My Zoom Trial

Last week I had my first Zoom trial in state court.  It was a bench trial in a breach of contract case.  I worked from my home office.

What I liked.  Not getting up early to make sure that traffic would not make me late.  Not looking for parking.  Not hauling boxes and brief cases from the car to the courtroom.  Not going through security.  Not having my phone confiscated by security (some courts still do that).  Not searching for something to eat at the courthouse.  Not telling witnesses to wait in the hall before their turn to testify.  Looking up cases on my other computer during the trial.

What I missed.  Not being able to see the judge clearly (the camera was not close to him).  I could see everyone else clearly enough.

What made less difference than I anticipated.  I have heard lawyers say they would miss the opportunity to address witnesses face to face, especially in cross examination.  In this instance, that was not a problem.  Zoom showed the witnesses well enough to gauge their facial expressions.

What made it work.  The court held a pretrial conference, via Zoom, a few days before the trial, so the parties would know how to handle exhibits.  The court asked the parties to upload exhibits in pdf form to a file-sharing site before the trial, and to submit hard copy for the judge.  I submitted a few revised exhibits during the trial by email.  The judge’s staff was very helpful in receiving the pdfs and displaying them on Zoom.  I could have used the share screen function on Zoom to show documents but appreciated the staff’s assistance.  Without it, I probably would have needed a helper during the trial.  Organizing exhibits in advance is necessary in any trial but it is extra important in a Zoom trial.  I used two computers: one solely for the Zoom and the other for exhibits and research.  To give credit where credit is due, opposing counsel helped make the trial go smoothly by agreeing in advance to the admissibility of most of the exhibits.
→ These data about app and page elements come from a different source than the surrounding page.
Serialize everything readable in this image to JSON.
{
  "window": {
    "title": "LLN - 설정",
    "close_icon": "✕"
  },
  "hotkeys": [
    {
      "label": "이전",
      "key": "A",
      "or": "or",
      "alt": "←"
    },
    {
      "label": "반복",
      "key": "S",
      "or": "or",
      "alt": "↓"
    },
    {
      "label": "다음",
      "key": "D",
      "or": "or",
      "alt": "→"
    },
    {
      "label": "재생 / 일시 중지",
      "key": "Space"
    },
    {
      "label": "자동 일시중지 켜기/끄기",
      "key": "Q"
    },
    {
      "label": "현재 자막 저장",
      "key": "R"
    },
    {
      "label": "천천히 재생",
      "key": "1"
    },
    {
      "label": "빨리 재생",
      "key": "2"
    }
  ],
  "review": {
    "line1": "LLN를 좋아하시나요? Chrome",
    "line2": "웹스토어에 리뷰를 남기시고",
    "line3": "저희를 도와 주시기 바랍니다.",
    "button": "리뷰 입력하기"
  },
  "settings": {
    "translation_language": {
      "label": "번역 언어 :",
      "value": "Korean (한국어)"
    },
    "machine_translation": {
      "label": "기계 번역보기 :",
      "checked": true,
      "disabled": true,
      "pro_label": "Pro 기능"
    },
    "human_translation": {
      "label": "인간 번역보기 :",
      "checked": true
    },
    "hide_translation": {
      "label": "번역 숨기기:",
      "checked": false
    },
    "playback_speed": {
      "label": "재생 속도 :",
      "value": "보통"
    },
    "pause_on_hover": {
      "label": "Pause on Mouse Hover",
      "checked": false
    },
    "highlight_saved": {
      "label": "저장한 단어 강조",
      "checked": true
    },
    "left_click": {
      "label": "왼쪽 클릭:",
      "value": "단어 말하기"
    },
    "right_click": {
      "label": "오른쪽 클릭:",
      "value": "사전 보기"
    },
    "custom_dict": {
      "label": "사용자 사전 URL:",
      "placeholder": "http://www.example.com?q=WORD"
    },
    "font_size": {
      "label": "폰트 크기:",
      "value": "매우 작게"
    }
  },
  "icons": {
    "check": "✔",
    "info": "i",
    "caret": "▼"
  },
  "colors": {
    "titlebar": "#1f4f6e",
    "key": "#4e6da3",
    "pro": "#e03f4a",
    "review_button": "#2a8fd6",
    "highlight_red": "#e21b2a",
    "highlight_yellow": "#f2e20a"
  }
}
What I would keep when we go back to in-person trials.  Courtroom technology permitting, I would use Zoom again to present out-of-state witnesses or non-core witnesses.  Appearing by Zoom could be worthy alternative to taking an out-of-state deposition and reading it into the record.  Even for local witnesses, a Zoom appearance could be preferable to requiring a witness to come to the courthouse and wait outside the courtroom to be called.  Of course, the witness needs a reliable internet connection and a computer with audio and video.  I doubt a phone would be sufficient, especially the witness needs to see an exhibit.  And I thought that using electronic copies of exhibits was better than lugging multiple copies of each exhibit to court.